▶ **Given data**:

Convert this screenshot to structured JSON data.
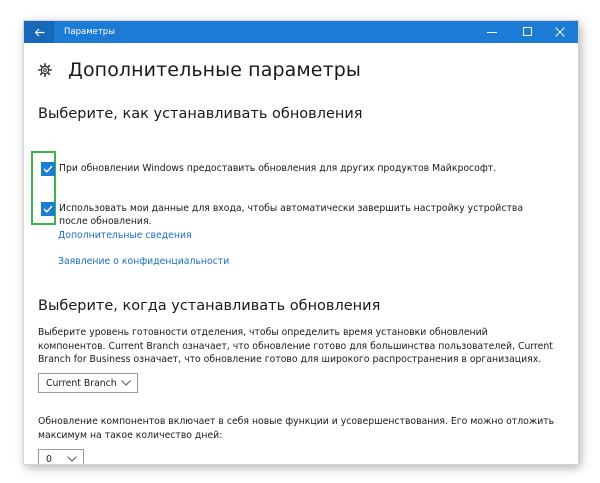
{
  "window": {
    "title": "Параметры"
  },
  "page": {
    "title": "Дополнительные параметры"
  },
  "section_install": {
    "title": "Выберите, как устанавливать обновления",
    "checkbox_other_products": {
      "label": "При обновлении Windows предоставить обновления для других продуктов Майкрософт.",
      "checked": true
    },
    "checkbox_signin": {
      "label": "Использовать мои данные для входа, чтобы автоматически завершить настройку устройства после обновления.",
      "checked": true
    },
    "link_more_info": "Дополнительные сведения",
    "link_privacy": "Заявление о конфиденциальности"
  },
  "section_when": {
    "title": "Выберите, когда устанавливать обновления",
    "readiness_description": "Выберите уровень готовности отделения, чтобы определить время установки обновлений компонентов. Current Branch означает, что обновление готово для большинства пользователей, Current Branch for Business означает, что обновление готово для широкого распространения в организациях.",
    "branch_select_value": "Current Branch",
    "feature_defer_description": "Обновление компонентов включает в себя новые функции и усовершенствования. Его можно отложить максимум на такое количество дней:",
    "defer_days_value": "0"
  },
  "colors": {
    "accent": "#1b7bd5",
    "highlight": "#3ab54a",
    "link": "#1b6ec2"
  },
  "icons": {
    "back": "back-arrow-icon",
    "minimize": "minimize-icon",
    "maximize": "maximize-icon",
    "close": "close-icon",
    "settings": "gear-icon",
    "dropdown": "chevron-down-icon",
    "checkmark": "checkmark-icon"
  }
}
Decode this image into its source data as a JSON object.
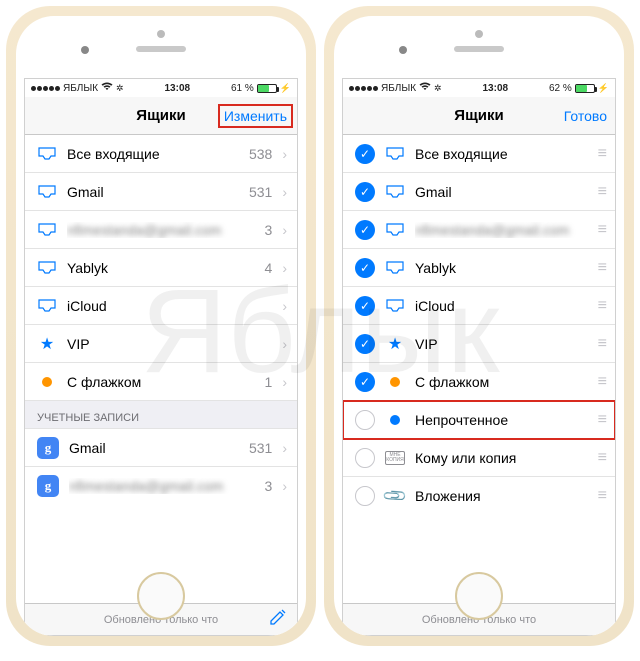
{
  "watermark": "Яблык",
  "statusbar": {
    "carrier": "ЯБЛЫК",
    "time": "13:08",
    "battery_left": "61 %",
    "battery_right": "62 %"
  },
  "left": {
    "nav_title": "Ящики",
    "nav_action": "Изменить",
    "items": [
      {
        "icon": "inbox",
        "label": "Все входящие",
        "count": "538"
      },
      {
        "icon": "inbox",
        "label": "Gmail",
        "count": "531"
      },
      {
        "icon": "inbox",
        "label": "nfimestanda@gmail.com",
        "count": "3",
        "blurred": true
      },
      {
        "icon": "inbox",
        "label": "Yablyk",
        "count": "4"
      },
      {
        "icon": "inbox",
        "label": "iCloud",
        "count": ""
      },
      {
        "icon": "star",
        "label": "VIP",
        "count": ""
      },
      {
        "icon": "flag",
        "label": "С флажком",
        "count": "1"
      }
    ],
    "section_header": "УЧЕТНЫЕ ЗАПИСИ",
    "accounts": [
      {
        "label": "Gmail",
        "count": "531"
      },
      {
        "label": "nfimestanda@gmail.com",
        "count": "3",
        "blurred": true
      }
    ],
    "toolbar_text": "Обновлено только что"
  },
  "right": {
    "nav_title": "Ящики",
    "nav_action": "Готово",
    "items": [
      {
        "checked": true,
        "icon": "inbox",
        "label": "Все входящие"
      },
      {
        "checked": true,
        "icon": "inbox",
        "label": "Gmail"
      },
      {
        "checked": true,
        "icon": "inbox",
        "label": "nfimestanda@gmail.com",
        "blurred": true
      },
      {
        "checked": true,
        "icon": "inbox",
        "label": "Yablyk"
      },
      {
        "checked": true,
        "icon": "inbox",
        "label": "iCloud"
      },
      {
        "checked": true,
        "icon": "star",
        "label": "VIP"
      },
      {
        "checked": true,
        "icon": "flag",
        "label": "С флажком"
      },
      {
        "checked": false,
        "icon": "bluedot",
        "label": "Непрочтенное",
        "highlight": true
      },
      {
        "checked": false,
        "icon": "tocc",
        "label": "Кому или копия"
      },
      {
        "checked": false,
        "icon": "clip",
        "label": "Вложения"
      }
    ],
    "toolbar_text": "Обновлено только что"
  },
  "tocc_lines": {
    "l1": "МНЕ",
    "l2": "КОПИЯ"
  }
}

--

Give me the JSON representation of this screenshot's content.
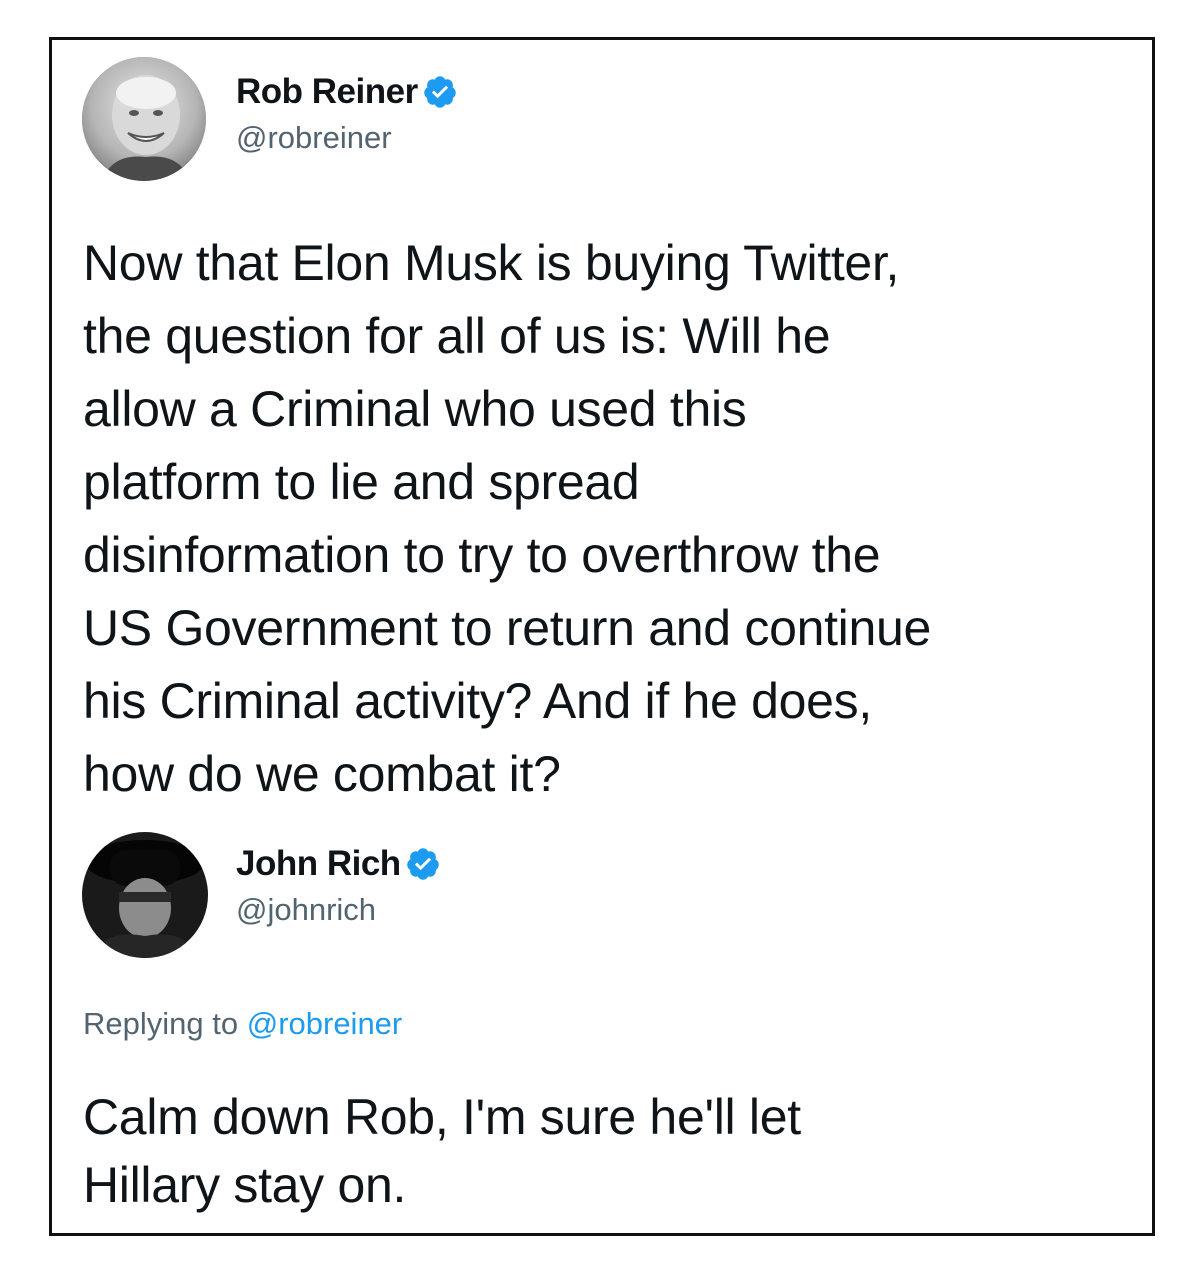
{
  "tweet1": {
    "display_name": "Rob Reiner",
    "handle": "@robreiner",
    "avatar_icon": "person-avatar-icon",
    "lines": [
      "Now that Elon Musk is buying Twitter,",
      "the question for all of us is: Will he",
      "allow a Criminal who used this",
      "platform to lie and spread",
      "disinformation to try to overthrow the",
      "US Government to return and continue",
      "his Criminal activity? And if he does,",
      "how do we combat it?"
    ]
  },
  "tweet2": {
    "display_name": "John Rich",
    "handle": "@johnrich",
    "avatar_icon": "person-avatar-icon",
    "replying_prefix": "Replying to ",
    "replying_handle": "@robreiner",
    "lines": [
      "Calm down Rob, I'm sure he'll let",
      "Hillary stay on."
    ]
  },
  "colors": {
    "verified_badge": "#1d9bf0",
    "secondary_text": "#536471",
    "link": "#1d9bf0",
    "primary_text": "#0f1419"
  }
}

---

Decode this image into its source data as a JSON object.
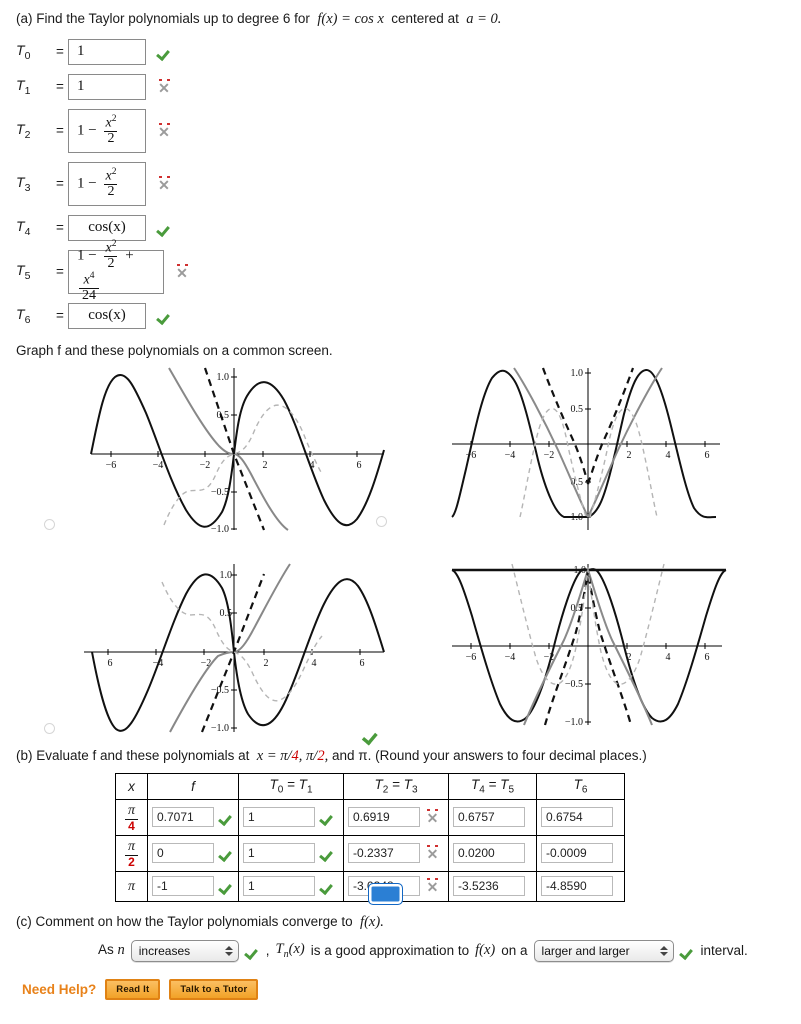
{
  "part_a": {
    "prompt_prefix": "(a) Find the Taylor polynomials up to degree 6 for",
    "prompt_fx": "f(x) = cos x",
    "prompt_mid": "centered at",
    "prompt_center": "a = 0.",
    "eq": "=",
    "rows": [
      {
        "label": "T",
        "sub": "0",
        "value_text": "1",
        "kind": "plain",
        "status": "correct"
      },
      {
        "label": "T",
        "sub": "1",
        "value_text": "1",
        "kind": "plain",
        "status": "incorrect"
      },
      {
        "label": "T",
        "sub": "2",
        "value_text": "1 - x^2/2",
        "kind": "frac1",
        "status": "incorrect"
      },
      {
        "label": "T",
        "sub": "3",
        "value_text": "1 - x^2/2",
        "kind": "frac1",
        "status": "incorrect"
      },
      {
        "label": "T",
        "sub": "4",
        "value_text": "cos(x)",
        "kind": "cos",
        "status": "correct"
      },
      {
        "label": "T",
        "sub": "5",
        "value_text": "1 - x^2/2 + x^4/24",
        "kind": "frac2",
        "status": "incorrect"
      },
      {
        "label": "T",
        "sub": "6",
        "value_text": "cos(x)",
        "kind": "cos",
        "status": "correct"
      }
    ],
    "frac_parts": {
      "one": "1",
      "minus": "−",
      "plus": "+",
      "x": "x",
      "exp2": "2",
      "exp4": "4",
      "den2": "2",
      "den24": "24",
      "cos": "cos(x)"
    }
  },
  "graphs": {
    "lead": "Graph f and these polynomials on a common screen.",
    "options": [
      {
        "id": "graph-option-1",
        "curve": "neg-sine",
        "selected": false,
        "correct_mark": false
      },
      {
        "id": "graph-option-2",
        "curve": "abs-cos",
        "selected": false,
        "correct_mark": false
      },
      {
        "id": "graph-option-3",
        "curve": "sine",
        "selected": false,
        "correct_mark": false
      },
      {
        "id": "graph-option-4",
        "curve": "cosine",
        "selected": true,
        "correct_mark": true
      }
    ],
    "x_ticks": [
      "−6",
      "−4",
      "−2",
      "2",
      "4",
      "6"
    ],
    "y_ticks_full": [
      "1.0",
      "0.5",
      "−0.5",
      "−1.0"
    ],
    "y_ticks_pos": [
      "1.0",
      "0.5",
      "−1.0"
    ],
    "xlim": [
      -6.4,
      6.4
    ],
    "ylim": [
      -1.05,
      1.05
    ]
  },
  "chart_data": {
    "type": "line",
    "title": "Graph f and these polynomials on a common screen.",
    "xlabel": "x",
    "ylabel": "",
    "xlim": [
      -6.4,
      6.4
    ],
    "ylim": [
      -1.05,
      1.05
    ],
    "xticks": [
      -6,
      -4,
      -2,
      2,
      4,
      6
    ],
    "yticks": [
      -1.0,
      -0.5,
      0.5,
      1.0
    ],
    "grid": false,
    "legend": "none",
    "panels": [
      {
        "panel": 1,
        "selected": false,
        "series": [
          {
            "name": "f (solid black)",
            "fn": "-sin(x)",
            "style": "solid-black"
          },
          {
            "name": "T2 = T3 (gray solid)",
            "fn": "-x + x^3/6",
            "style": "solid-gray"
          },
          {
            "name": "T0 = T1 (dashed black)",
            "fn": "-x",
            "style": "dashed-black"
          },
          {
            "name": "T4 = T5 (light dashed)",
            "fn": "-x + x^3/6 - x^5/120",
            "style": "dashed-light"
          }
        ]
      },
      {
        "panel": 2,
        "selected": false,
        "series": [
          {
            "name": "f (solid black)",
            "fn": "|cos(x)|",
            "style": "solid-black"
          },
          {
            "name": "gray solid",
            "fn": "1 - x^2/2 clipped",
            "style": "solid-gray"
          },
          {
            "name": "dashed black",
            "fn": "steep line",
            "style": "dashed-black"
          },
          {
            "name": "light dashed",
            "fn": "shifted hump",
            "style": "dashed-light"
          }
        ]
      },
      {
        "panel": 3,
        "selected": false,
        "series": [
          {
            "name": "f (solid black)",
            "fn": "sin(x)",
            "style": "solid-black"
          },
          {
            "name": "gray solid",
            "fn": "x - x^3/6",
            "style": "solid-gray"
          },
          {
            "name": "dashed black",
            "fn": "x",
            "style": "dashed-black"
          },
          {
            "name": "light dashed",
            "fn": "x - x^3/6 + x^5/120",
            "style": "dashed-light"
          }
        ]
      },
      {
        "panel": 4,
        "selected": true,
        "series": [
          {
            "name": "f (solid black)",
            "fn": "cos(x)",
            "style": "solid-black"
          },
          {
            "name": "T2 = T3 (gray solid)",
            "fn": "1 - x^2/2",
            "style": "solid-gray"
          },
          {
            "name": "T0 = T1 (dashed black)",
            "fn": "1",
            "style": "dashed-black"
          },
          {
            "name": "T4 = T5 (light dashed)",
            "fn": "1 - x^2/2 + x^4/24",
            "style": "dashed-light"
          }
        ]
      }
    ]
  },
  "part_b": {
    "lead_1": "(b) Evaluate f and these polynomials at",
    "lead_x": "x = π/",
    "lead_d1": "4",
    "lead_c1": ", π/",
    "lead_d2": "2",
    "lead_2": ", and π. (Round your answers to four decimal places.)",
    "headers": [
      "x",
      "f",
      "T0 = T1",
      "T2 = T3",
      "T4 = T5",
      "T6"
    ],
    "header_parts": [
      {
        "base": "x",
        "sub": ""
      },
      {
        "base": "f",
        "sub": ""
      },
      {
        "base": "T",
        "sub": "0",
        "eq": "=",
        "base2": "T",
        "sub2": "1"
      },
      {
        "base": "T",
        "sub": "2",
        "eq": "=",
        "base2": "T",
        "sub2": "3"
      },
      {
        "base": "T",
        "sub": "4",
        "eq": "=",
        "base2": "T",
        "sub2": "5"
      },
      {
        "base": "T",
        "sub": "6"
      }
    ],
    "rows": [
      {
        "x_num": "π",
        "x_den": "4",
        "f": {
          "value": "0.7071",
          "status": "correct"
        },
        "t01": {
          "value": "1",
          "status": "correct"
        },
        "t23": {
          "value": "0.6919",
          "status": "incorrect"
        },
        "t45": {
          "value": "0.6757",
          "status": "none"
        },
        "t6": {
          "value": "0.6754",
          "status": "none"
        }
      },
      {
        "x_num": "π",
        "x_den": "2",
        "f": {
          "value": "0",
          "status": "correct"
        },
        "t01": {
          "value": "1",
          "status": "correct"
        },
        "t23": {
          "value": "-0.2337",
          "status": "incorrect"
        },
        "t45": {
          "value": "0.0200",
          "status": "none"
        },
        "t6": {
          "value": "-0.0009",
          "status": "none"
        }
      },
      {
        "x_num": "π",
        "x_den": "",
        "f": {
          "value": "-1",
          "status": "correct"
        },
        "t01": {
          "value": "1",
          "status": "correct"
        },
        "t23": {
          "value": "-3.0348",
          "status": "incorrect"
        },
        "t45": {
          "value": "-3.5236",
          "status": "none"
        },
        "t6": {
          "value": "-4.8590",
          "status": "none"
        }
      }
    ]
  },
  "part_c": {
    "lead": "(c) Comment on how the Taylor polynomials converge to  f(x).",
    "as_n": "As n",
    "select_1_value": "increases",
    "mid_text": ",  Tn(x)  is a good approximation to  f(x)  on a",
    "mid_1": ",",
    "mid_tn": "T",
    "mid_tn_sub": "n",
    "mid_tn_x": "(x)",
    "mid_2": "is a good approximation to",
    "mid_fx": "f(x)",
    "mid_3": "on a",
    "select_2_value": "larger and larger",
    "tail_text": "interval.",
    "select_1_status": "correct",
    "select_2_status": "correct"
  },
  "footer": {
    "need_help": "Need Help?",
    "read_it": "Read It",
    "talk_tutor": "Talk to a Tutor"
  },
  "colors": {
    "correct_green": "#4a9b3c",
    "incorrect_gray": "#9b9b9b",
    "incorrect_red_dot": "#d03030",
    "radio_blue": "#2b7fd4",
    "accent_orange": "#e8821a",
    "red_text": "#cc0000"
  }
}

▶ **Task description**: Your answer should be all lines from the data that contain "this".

▶ **Task result**:
Convert this screenshot to structured JSON data.
Decode this image into its source data as a JSON object.
Give me the JSON representation of this screenshot's content.
      "allow a Criminal who used this",
Decode this image into its source data as a JSON object.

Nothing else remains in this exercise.